To improve your skin:
• Take a warm bath with an unscented cleanser like Cetaphil® or Aveeno®. Avoid soaps, which can dry out your skin.
• Use a heavy moisturizing cream after bathing and throughout the day (and night). Vaseline® and Aquaphor® are good choices.
• Moisturizers help seal water into your skin, but be sure to use them within three minutes of bathing for maximum benefit.
• Protect sensitive areas of your skin from rubbing and chafing by wearing soft cotton clothing.
• Keep fingernails short and avoid scratching; trim fingernails every week (or have someone else trim them). Try wearing gloves while you sleep to prevent scratching while you’re asleep.
The most common form of eczema is known as atopic dermatitis. Atopic refers to a collection of diseases with an underlying tendency to develop other allergic conditions. Eczema is a dry, itchy skin condition that affects somewhere between 15-20% of all people.
There are many over-the-counter treatments for atopic dermatitis or atopic eczema. This blog will discuss the most popular and effective treatments currently available on the market today, so that you can make an informed decision about which one might be right for you and your condition.
The first thing to know about treating eczema is that different people need different things. The key is to find what works for you and your condition, by first understanding the basics of how different treatments work. Since no two people are exactly alike, you may have to try many different things before finding the right treatment for you.
Don’t give up if the first thing you try doesn’t work!
Atopic dermatitis (AD) or atopic eczema is a disease that is commonly seen in children. AD is a chronic condition characterized by dry, itchy skin. Because of the itching and scratching, lesions develop that becomes infected and weepy. In adults, atopic dermatitis may occur on the face, neck, hands and feet. In children, atopic dermatitis often occurs on the cheeks, neck, knees and elbows. It can be very distressing to parents when this happens as young children are not able to communicate well with their parents about what is bothering them.
The following are helpful tips for managing the disease better:
1. Moisturize your skin daily with an emollient based moisturizer
2. Avoid prolonged exposure to water such as from bathing or swimming
3. Avoid excessive sweating
4. Wear gloves while doing housework or gardening
5. Maintain room temperature below 21 degrees Celsius
6. Avoid known triggers or irritants such as dust mites and pet dander

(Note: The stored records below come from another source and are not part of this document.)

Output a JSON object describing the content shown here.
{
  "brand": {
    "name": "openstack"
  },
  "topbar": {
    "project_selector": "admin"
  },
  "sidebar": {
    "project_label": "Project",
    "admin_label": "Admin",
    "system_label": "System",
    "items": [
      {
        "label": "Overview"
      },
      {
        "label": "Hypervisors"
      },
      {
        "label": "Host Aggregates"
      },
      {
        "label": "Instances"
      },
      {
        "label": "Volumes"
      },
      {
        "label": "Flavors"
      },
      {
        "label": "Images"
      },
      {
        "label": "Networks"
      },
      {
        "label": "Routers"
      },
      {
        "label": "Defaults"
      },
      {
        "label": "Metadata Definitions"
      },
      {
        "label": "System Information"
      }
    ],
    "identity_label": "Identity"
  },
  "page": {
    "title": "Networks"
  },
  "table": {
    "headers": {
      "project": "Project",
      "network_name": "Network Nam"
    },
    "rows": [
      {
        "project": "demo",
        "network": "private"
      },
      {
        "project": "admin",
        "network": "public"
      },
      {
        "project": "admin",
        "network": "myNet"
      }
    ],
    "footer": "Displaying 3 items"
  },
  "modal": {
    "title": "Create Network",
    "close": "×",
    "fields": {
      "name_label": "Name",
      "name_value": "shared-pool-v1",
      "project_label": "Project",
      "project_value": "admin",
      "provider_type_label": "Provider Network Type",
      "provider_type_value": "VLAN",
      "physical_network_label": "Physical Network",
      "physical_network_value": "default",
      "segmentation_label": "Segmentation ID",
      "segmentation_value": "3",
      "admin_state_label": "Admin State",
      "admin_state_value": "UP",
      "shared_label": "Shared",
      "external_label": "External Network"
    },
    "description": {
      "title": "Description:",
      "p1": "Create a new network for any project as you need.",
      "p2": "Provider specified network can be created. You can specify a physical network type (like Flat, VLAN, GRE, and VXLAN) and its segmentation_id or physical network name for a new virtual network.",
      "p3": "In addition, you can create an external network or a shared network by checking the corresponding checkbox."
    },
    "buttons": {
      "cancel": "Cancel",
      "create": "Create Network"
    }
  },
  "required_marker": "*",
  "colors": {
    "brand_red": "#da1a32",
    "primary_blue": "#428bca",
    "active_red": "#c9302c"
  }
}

7. Avoid wearing woolen clothing and synthetic fibers next to your skin
8. Use antibacterial soap when you have an infection
Sorry to hear your child is suffering. I know what you are going through and I want to help those with this frustrating condition by sharing my experience and information with you.

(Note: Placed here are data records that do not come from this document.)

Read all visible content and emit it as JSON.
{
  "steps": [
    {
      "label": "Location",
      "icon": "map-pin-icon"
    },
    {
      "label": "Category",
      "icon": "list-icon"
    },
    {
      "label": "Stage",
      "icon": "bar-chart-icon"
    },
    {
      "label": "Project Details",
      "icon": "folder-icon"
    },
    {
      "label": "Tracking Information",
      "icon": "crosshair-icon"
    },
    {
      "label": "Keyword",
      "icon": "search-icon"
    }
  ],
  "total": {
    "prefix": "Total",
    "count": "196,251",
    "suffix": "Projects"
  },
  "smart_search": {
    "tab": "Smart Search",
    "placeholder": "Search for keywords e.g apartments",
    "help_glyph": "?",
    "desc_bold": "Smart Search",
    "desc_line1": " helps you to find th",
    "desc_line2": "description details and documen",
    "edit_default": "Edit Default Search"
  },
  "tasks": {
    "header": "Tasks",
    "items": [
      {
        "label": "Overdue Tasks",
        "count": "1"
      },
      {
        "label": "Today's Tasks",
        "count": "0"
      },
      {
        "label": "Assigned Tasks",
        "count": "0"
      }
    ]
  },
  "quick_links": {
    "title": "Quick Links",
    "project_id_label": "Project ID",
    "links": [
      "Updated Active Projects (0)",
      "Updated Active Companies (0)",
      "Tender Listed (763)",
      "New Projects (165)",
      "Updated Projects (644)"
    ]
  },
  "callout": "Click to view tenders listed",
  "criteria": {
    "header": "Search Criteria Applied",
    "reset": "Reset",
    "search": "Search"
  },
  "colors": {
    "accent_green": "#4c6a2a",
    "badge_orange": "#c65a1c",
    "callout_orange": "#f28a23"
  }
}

I have written a detailed blog that is full of practical advice and helpful links to products that I have tried over the years.
My blog contains a lot of useful information so please read it carefully: http://itchymama.blogspot.com/
I hope this helps you and your child.
My son was diagnosed with atopic dermatitis at 6 months old by a pediatric dermatologist. At the time, he had it all over his face and body. We used prescription creams and oral steroids to bring it under control. I was breast feeding and he was on hypoallergenic formula but we were advised to switch him to a soy based formula which helped. We had to use the steroid for about 3 weeks until it went away, but it came back in his diaper area only. The doctor said that this is typical for an infant and that it could reappear anywhere as he got older. He recommended using a soap called Aquaphor Baby Wash & Shampoo as it would be gentle enough not to irritate his skin, but also clean his skin without drying it out. He also gave us a sample of Cetaphil Moisturizing Cream which is the best moisturizer I have found. It’s thick enough that you don’t need to use much and it keeps my son’s skin soft and moist all day long.
We’ve been using these products now for 3 years (he’s 3 1/2). Every so often he gets a bout of eczema, usually when we eat something that triggers an allergy or when he gets